**Exercise requirements:** Go over the data below line by line, and state how many lines contain the string "elapsed". Give the number only.

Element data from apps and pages
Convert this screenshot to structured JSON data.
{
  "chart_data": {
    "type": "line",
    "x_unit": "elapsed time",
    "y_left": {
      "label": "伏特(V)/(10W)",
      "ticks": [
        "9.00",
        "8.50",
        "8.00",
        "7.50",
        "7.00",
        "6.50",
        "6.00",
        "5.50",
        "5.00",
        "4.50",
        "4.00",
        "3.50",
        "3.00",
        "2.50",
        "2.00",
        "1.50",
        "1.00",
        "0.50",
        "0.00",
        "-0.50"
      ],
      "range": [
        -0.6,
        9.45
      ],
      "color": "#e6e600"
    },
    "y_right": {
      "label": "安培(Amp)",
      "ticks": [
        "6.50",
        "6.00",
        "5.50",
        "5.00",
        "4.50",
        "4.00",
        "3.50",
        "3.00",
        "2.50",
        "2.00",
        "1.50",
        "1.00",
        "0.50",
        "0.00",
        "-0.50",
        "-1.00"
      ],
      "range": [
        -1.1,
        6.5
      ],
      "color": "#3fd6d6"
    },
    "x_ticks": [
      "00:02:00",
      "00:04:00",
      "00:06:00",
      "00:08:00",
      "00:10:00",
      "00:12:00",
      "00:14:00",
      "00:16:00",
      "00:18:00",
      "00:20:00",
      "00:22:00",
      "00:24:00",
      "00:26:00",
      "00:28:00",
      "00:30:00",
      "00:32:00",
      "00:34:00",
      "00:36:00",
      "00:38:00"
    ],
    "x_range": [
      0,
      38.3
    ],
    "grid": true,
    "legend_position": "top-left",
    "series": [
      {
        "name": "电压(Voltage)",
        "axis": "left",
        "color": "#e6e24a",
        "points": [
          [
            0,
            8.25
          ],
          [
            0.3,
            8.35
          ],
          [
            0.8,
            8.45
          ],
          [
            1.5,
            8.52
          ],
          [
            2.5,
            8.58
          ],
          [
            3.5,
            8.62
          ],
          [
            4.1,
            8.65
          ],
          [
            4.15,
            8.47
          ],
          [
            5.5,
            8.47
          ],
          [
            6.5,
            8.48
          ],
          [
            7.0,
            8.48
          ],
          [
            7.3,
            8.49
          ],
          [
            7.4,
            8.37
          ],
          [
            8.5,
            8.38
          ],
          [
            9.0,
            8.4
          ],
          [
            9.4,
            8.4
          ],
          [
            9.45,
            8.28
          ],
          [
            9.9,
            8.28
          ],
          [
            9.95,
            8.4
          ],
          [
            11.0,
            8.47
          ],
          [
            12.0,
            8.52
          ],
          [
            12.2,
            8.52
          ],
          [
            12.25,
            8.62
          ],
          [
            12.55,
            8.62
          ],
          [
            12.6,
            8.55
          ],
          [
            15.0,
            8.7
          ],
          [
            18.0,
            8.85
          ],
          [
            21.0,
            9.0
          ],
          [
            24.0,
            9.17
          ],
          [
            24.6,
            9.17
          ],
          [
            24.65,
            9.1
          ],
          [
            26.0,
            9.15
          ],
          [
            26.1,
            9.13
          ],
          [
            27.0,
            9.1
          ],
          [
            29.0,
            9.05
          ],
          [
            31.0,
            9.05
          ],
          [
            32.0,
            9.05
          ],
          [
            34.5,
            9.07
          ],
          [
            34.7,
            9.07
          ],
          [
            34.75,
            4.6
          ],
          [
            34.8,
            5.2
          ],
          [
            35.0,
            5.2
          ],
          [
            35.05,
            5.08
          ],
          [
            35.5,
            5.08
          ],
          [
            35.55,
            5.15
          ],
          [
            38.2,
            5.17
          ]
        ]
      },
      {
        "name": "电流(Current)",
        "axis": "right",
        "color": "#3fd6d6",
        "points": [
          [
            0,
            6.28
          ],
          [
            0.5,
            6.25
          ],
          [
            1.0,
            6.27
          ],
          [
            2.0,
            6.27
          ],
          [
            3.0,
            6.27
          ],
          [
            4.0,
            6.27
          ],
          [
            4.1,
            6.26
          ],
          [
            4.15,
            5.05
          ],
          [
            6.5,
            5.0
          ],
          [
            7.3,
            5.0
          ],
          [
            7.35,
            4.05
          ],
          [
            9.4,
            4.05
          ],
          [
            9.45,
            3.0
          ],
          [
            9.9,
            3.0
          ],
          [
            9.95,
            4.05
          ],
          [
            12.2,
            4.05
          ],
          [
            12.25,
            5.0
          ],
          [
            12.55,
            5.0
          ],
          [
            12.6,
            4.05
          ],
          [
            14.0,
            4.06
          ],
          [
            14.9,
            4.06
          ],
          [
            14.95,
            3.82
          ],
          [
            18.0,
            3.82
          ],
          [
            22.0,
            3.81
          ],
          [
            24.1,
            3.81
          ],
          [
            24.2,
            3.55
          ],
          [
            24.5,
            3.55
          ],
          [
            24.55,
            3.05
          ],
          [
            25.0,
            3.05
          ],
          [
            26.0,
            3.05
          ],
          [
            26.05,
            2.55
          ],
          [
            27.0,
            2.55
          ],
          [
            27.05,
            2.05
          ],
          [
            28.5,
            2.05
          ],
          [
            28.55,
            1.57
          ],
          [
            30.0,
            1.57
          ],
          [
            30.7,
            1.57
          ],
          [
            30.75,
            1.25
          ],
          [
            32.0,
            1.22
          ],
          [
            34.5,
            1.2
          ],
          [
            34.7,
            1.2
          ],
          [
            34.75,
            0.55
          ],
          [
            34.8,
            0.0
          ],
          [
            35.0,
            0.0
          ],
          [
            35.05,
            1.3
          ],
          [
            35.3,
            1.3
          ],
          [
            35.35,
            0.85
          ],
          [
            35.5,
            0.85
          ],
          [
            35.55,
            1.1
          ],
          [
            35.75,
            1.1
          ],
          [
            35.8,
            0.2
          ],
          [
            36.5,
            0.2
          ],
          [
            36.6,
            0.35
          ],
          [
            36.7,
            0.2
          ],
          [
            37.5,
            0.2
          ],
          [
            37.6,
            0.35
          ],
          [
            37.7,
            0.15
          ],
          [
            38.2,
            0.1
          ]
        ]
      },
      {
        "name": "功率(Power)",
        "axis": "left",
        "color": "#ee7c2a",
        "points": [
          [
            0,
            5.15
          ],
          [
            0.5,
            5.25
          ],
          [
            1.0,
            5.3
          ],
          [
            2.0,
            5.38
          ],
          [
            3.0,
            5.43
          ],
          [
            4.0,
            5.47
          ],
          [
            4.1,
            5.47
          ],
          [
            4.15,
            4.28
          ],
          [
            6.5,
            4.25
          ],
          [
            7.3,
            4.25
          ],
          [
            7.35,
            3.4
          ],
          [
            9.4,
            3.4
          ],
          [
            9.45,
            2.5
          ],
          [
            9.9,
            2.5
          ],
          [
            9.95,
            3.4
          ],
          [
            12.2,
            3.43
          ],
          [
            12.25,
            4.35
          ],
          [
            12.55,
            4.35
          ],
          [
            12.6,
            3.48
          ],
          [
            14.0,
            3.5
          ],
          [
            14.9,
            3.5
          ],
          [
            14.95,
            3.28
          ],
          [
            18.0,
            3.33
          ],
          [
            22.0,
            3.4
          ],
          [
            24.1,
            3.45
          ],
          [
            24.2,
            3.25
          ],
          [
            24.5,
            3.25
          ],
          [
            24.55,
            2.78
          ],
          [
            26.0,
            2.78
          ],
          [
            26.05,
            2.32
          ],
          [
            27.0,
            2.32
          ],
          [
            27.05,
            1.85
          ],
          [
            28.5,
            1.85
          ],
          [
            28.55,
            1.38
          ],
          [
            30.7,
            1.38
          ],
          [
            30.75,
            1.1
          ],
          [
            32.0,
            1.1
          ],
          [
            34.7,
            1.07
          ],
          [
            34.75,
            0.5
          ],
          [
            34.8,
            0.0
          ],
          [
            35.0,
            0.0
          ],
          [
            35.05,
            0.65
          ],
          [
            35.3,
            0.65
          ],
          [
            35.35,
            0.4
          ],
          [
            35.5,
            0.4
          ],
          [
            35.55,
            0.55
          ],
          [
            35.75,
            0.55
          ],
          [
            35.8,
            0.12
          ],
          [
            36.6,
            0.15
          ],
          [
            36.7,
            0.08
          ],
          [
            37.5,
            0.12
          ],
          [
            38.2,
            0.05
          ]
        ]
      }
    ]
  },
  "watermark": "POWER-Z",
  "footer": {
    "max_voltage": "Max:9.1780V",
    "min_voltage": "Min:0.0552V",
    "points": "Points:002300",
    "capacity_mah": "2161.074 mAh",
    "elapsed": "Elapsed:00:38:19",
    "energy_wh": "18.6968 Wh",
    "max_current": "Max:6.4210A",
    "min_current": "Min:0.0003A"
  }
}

**Output for this exercise:** 2